How do you see the world? Your street? Your neighbors? Do you observe strangers’ body language and clothing and imagine they’re on their way to rob a bank? Are they en route to perform surgery? Or will they melt into the ground as soon as they turn the corner?
How does it all look when you gaze at something? What does it feel like? Where does your mind take you?
I was eight years old and squeezed into the corner of a tiny elevator with my family. Our eyes were on the elevator door, waiting for it to open. Suddenly, the solid wall I was pressed against disappeared, and I fell through. The only thing that flashed into my head was Alice.
I was completely prepared to go down that rabbit hole and a little disappointed when I didn’t. (I had never heard of an elevator with a second side door.)
Years later, I was watching (for the umpteenth time) The Empire Strikes Back in the movie theater. And during the scene where they’re flying through the asteroid field, everyone gasped—one of the asteroids came out of the screen. I gripped the arms of my chair. I was ready. So was everyone else. Then we laughed. Someone’s helium balloon had floated to the ceiling and stayed out of sight until the air conditioning propelled it to move. That it moved during the one scene it actually fit into was unintended whimsy.
I think it’s clear I prefer writing fantasy.
So I was puzzled but game when a thriller popped into my head.
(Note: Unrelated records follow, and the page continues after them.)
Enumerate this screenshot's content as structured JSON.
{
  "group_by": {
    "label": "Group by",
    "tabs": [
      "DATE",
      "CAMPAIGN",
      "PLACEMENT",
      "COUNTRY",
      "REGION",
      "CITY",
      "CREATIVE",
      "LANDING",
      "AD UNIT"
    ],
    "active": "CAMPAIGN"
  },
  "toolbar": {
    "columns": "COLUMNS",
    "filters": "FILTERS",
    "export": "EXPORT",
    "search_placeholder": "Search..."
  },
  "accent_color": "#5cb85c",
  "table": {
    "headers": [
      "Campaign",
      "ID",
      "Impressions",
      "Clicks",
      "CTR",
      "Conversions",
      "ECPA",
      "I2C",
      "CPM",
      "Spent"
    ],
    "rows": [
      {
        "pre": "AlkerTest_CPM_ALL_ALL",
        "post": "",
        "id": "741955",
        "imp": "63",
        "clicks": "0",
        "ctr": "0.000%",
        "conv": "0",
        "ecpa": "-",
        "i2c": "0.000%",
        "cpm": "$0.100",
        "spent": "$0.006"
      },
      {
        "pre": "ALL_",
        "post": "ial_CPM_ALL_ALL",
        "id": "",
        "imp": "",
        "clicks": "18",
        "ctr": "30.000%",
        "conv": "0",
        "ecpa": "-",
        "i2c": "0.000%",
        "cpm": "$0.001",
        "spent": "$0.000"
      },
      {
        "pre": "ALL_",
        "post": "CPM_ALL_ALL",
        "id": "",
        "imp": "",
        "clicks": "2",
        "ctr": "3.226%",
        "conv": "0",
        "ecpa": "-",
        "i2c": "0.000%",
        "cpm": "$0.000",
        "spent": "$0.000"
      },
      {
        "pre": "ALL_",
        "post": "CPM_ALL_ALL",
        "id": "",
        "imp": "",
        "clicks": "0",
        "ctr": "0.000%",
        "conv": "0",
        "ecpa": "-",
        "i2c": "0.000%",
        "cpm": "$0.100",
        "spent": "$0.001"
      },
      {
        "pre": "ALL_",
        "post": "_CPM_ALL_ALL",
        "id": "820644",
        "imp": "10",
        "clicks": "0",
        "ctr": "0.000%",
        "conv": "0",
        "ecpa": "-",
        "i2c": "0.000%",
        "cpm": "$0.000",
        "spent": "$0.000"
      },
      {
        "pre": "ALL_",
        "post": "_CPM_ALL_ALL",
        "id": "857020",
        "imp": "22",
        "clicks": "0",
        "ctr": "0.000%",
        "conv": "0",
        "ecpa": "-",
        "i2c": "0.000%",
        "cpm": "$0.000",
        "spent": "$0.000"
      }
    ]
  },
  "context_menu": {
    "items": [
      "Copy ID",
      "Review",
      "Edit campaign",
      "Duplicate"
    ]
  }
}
I wrote for years, manipulating the strings of an intricate plot until I got stuck on page 155. And the block lasted for years. I realized that I had made an error on page 86, and to fix the book, almost 70 pages had to be gutted. Then writer’s block really gripped me. And my family stopped asking when I’d finish it.
I eventually hid the pages away and began a completely different story.
I wrote for pleasure. For fun. For the joy of creating. I always loved urban fantasy. It belonged with the person who expected walls to disappear and asteroids to emerge from movie screens. And this time, my expectations were to enjoy the people I was with and tag along on their adventures. Sentence by sentence, the story emerged.
And now the book is complete.
I’m not sorry I wrote the first one (although I wish I could have let it go sooner than I had). There was a time in my life when it made perfect sense to write that sort of book. But magic filtering through the aisles in the supermarket while I load my cart? I’m so there. And if I have to wait for those magic portals and fairy creatures to appear, I’ll write my own in the meantime and hope there will be readers along for the ride.
So, where are you? Which worlds are you living in? What do your eyes see?
* Image courtesy of satit_srihin at FreeDigitalPhotos.net